SAWEA counting on NERSA for transparency and leadership
Thursday, 14 September 2017
SAWEA and its legal counsel have welcomed clarity on NERSA process, while strongly objecting to Eskom’s lack of engagement.
SAWEA declared a power procurement dispute in October 2016, requesting the National Regulator (NERSA) to undertake an investigation into Eskom’s continued unwillingness to fulfil its mandate as purchaser of power duly procured by the Department of Energy.
In March 2017, the National Regulator responded to this complaint by launching a formal investigation into Eskom’s conduct. A hearing for both parties to make submissions was scheduled 14 September 2017. SAWEA understands that a hearing of this nature has not been undertaken by NERSA before.
Unfortunately, the hearing began on two disappointing notes: Firstly, Eskom arrived with a plea for postponement, citing ‘Communications challenges’ that had prevented the national Utility from adequately preparing its submissions, both written and verbal, despite several correspondences between NERSA and the parties, clearly indicating the timeframes to be adhered to. Secondly, NERSA had declared the hearing closed to the public, and would not allow members of the media who had arrived, to join the hearing.

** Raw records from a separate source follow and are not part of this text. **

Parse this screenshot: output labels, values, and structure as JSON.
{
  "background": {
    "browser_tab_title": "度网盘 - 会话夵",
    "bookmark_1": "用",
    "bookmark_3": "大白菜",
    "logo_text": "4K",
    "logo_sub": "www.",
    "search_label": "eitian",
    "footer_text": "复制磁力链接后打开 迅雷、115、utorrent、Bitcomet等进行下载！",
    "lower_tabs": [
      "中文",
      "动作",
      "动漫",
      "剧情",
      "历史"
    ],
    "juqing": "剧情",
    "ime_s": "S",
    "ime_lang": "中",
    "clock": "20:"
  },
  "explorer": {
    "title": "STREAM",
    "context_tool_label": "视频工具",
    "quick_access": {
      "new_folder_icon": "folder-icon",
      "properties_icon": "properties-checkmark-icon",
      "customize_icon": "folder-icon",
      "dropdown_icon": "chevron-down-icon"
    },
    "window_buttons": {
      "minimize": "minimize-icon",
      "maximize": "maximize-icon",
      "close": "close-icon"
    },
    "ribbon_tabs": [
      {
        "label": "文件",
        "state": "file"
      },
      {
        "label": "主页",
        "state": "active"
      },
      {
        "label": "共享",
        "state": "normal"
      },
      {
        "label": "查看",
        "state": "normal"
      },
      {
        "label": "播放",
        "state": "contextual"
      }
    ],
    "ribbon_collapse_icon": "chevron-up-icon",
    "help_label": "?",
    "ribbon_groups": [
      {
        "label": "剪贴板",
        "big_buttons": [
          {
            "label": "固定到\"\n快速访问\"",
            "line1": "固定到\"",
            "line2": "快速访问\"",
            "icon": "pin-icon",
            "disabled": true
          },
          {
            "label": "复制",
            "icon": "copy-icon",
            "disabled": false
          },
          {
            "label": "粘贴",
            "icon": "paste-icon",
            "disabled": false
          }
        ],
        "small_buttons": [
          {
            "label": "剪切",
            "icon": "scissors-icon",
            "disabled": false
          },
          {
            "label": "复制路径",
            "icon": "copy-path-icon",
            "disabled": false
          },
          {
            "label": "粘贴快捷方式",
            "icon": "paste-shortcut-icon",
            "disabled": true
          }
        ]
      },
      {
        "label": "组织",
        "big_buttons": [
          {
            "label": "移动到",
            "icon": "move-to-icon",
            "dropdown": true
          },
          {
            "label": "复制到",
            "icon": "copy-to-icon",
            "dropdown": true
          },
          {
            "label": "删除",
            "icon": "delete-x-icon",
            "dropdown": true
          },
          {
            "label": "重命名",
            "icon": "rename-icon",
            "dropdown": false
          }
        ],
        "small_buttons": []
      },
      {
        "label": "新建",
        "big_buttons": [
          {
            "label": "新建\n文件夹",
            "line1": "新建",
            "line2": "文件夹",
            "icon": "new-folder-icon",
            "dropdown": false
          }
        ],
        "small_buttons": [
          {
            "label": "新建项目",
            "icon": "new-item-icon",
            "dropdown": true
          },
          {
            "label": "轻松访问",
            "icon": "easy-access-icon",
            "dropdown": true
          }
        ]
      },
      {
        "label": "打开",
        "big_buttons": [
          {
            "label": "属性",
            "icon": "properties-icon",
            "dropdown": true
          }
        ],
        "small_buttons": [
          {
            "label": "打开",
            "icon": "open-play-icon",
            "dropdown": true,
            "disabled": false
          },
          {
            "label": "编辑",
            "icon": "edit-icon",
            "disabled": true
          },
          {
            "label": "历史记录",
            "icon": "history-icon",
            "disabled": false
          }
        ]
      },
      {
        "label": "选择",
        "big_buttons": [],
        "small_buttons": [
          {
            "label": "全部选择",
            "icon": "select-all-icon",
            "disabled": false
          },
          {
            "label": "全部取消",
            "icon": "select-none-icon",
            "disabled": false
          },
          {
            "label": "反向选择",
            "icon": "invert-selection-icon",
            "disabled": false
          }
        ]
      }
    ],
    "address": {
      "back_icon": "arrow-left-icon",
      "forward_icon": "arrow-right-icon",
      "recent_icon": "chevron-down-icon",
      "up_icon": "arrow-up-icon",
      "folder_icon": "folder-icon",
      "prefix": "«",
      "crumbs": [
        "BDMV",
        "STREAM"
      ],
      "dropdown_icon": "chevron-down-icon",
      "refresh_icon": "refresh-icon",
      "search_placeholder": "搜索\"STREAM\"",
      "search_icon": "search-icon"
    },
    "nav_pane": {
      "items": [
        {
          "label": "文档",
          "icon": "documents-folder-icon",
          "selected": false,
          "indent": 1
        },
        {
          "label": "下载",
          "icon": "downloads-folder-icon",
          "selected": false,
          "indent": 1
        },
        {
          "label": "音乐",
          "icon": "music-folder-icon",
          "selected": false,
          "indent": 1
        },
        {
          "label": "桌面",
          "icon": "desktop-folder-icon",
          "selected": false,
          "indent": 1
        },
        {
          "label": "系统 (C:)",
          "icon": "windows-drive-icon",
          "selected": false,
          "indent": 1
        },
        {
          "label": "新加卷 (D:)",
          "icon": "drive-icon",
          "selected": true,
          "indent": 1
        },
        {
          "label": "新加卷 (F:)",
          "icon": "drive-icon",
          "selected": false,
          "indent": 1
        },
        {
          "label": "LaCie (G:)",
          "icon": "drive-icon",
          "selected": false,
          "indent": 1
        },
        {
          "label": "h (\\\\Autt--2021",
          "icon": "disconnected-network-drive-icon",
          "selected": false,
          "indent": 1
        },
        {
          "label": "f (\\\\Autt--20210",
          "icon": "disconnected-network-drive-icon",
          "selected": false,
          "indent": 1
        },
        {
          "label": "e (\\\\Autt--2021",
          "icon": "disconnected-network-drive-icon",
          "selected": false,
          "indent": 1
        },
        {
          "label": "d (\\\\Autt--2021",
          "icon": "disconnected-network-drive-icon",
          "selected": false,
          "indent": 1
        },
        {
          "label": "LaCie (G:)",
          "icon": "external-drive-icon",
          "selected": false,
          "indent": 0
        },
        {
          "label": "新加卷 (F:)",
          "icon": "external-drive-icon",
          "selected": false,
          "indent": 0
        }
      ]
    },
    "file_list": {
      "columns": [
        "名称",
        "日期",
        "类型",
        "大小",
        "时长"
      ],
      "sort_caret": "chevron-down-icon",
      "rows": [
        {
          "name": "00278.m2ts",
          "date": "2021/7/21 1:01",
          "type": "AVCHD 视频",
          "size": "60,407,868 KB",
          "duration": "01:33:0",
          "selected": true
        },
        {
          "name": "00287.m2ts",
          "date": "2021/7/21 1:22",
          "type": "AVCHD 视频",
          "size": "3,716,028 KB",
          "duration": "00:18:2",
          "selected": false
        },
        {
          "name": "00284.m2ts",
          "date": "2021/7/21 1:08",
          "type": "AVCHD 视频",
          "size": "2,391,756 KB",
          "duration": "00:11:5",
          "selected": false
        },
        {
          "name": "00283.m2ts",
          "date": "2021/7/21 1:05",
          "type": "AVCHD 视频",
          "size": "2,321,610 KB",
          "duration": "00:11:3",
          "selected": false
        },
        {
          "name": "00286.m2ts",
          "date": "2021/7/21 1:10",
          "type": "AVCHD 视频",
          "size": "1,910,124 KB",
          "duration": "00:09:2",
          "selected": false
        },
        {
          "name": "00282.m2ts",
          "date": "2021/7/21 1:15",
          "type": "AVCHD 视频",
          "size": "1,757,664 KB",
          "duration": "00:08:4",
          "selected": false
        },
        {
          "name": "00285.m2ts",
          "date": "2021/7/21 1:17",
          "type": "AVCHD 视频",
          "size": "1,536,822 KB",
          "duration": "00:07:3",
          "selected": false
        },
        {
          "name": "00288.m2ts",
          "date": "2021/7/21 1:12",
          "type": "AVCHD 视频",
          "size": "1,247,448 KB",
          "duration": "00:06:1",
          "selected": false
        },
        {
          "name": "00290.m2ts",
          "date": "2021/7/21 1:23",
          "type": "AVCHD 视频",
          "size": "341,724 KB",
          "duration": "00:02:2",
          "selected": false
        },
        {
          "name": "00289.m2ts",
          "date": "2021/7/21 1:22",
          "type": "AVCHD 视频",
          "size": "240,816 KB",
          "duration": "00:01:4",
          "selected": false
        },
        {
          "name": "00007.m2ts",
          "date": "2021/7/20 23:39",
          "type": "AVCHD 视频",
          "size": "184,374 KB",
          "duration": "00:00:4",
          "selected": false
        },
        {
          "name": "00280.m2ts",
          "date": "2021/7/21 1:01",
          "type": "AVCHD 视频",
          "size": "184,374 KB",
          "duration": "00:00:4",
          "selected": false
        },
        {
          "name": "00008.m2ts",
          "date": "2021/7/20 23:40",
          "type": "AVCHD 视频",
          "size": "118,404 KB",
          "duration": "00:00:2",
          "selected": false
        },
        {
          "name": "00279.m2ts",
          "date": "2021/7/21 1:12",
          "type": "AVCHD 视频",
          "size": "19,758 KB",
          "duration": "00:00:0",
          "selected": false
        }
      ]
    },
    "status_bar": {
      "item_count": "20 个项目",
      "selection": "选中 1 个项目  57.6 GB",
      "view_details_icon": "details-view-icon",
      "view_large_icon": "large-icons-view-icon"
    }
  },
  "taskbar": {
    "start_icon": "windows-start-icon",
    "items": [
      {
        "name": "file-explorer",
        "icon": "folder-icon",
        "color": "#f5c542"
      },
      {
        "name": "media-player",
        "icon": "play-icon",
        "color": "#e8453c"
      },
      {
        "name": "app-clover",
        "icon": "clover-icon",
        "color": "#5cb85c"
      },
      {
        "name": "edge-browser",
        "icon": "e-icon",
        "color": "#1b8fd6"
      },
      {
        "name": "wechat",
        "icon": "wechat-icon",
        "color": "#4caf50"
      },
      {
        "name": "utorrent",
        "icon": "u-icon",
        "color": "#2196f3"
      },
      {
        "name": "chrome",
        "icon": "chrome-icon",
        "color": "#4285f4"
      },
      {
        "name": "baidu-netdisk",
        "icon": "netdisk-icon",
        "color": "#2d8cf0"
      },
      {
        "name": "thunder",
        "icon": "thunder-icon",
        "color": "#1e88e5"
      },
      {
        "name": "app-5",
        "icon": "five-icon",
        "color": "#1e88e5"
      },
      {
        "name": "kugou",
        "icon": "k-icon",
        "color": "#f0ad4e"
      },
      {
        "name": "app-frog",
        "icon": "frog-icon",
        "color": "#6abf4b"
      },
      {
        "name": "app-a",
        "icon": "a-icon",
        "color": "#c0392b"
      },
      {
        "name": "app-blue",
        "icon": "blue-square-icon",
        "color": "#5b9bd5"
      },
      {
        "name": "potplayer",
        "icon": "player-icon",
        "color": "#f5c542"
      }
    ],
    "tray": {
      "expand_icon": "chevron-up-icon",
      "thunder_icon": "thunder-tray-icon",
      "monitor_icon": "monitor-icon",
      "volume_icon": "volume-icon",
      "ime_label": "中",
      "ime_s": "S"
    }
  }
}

SAWEA and its legal counsel objected strongly to both these points, arguing that in the first case Eskom had had a total of 11 months to take the necessary steps to engage with this matter responsibly, and that in the second case, refusing to open the hearing to the public would be inconsistent with constitutional principles of openness, transparency and fairness, as well as NERSA’s own legislation. SAWEA remains deeply concerned by Eskom’s two-year attempt to impose unilateral conditions of a tariff cap AFTER bids were awarded. The likely developmental losses associated with this ongoing unconstitutional approach are compounded by the Utility’s evident lack of engagement with the NERSA process.
South Africa’s utility scale renewable power programme’s potential to contribute to the country’s developmental agenda has been eroded significantly by the ongoing delay. The Industry has proven its ability to provide affordable power on budget and on time, its capacity to create jobs and stimulate rural economic growth. It has attracted over R200 billion of investment value within just four years of policy certainty. As the delay continues, the SA renewable power industry is facing manufacturing investment and construction growth decline, along with associated job losses along the full value chain e.g. the SA steel industry which has benefited significantly from Wind tower manufacturing orders.
In policy, the national Utility is no longer mandated to act as policy-maker. SAWEA recognises that that there are some very deep tensions between the duty of the Minister of Energy to fashion a new power sector with a democratic mandate to plan for security of supply, and the historical role of Eskom as national Utility that had also been tasked with a planning mandate during the Apartheid era. The severe Industry consequences of these tensions are no doubt an effect of that legislative shift, which Eskom is clearly still working to understand.
The NERSA hearing that was meant to take place on September 14th, 11 months after SAWEA’s complaint was first submitted, has now been postponed by two weeks. SAWEA will be relying on the Electricity Regulator to provide much needed guidance on policy leadership and accountability.